    While you’re at Parkland next Tuesday, buy and decorate a “I ♥ Consent” T-shirt. Take a selfie of yourself as you sign the “Empowering Words” wall, a new mobile assault and domestic battery awareness display. Make your own bracelets/wrist bands, Ultimately, make your voice heard, because it’s on ALL of us to say, “Not Anymore.”
    Shirts are available in white $10  or blue at $15. If you’re unable to attend, you can still order a shirt by contacting Chaya Sandler at 217/353-2627 or me, Dean Marietta Turner, at 217/351-2505. Tell us your size, color and please make the check out to RACES.
  • Take your group, club, friends or family and make a strong Parkland College showing at the 37th Annual TAKE BACK THE NIGHT walk:
    37th Annual TAKE BACK THE NIGHT
    Thursday, April 28, 6:30–10 pm
    Lincoln Square, 201 Lincoln Square, Urbana
    Take Back the Night is aimed at raising awareness around sexual violence and calling for its end by bringing together survivors, community members, students, and other supporters. Everyone will gather on the west side of Lincoln Square Mall in Urbana (intersection of Race and Green Streets), and march to the Main Quad beginning at 7 pm.
    A rally and speak-out will follow the march. The speak-out will take place in room 217 in Noyes Laboratory (505 S. Matthews Ave., Urbana). This event is OPEN TO EVERYONE. We will march in inclement weather, barring dangerous conditions. For more information, call 217/344-6298.

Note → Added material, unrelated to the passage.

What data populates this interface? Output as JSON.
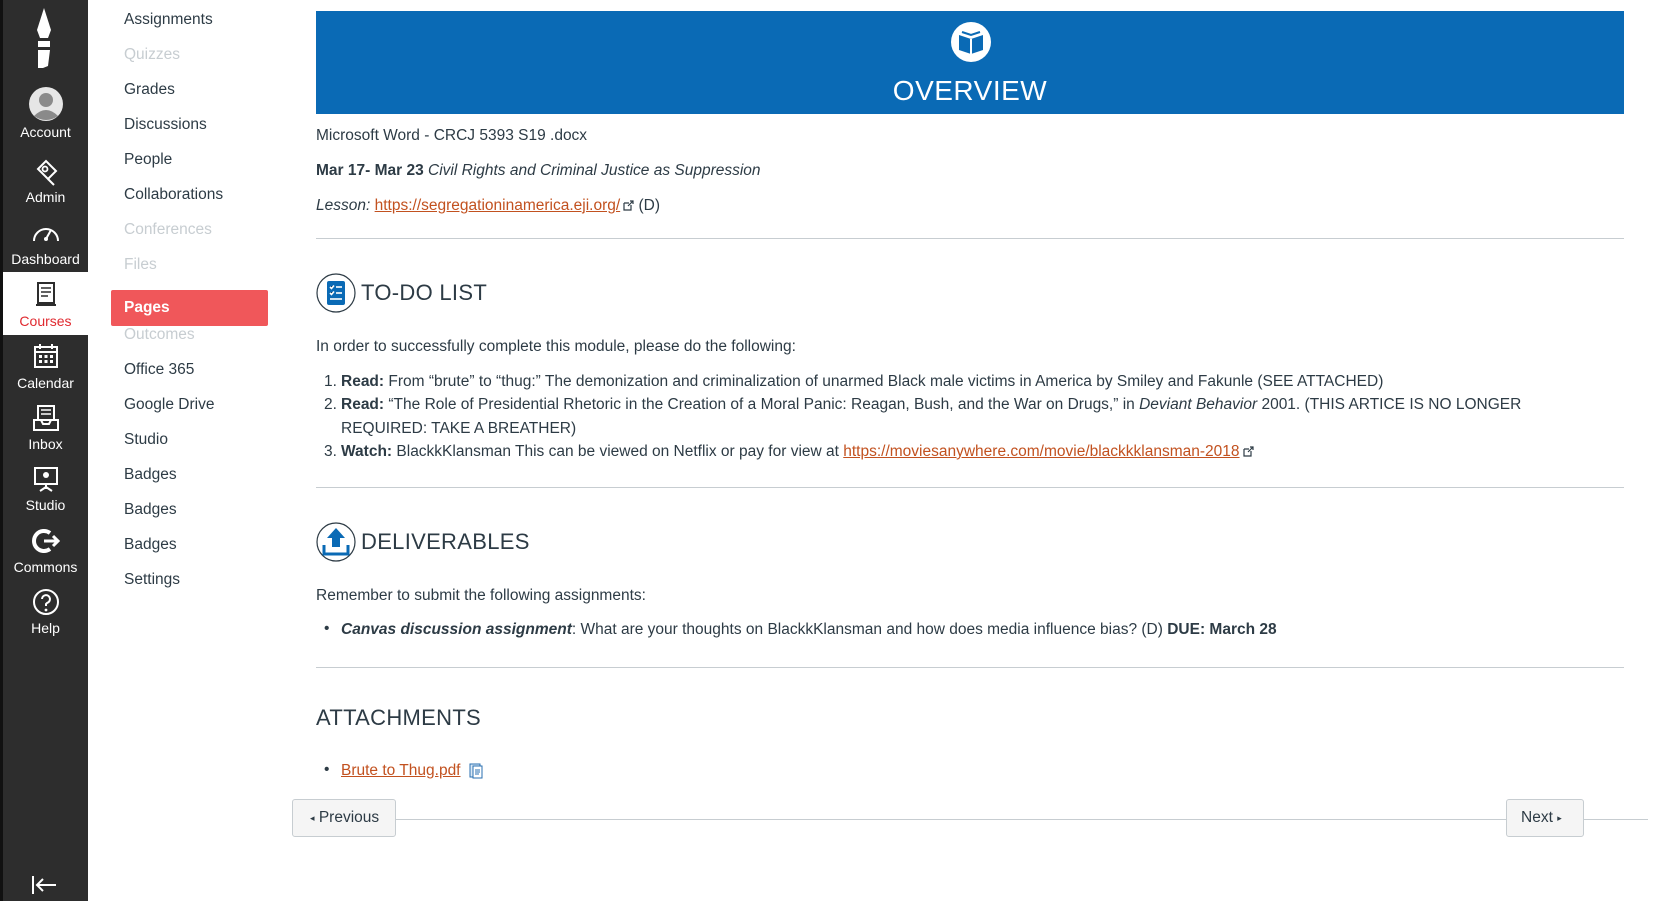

On behalf of the Sexual Assault Awareness Month Committee at Parkland, I encourage you to get involved and make your voice heard.

Thanks,

Marietta Turner
Dean of Students
Parkland College